Interface dataset entries:

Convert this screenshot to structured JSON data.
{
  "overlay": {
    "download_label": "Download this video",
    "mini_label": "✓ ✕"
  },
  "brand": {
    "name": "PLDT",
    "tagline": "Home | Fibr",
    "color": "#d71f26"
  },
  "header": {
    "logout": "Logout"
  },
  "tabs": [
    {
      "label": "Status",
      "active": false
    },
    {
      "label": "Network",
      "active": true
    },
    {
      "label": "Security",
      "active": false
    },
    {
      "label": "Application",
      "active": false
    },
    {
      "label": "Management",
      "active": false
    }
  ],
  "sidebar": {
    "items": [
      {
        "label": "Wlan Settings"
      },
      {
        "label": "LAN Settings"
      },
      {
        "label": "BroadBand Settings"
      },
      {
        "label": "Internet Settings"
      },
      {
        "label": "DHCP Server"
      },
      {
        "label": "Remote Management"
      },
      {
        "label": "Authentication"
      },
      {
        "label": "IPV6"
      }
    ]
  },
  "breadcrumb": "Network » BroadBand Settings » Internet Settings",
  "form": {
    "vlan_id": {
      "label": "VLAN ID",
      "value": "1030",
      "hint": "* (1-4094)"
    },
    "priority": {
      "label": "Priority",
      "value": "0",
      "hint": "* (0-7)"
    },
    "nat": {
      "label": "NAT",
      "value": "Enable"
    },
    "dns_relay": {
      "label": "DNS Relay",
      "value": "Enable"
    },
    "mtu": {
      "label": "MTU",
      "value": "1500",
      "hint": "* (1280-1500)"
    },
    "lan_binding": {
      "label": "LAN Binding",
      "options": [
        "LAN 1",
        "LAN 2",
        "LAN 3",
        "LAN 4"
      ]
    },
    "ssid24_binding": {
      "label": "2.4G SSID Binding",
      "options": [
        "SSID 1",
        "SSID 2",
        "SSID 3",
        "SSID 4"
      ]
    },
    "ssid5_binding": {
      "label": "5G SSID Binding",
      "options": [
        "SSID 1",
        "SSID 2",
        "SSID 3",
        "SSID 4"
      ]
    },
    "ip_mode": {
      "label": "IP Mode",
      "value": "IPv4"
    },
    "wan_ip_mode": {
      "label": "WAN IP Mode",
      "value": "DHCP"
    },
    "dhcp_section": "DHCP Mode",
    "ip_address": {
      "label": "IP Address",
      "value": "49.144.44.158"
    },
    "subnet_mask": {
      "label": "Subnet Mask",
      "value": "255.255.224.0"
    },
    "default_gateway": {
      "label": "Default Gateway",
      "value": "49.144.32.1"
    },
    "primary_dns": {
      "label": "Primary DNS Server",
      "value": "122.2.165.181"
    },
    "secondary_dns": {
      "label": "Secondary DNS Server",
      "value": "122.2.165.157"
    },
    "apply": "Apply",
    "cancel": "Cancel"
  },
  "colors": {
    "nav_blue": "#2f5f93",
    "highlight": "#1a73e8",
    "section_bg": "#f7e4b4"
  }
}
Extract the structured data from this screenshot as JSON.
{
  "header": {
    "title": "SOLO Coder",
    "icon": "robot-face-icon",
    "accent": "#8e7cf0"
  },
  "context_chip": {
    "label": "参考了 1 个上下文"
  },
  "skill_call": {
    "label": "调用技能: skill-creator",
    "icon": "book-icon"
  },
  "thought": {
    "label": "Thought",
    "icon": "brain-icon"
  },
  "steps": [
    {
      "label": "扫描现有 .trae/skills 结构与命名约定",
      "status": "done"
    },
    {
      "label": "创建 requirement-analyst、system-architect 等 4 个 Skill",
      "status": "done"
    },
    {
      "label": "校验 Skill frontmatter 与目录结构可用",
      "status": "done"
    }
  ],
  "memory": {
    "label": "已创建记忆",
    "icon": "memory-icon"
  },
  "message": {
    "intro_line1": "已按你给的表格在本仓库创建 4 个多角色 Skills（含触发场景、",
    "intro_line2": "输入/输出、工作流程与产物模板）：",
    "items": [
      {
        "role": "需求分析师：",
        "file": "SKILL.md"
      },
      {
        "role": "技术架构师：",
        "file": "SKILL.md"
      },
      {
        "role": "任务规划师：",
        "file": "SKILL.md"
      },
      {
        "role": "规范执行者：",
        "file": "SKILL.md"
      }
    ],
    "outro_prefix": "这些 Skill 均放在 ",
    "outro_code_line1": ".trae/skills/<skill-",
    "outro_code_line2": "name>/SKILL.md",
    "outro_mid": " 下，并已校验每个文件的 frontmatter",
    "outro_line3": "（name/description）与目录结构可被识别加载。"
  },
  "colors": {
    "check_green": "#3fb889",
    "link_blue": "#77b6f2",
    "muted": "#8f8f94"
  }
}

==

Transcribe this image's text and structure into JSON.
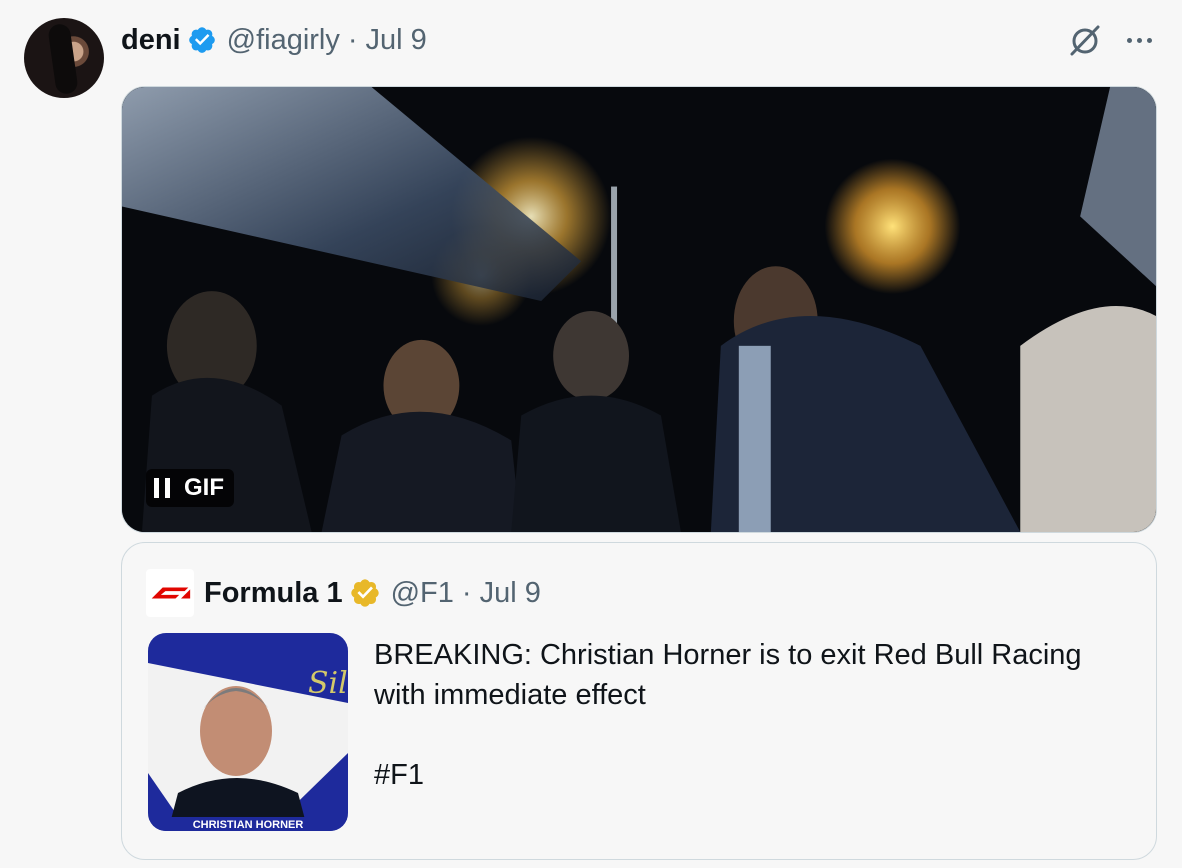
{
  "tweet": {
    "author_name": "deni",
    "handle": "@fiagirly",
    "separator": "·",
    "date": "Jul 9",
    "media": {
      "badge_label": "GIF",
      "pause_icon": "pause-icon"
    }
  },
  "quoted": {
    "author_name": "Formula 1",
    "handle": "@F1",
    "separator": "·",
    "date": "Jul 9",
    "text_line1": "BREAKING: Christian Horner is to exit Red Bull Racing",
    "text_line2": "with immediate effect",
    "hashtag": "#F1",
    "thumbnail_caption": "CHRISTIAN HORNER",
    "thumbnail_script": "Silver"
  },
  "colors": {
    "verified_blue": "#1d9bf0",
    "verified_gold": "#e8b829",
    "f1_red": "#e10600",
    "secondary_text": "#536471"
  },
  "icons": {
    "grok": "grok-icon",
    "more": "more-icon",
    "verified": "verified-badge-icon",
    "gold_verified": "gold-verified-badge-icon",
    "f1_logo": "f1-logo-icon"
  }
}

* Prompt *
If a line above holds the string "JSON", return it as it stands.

* Solution to this task *
Convert this screenshot to structured JSON data.
Extract the structured data from this screenshot as JSON.
Transcribe this image's text and structure into JSON.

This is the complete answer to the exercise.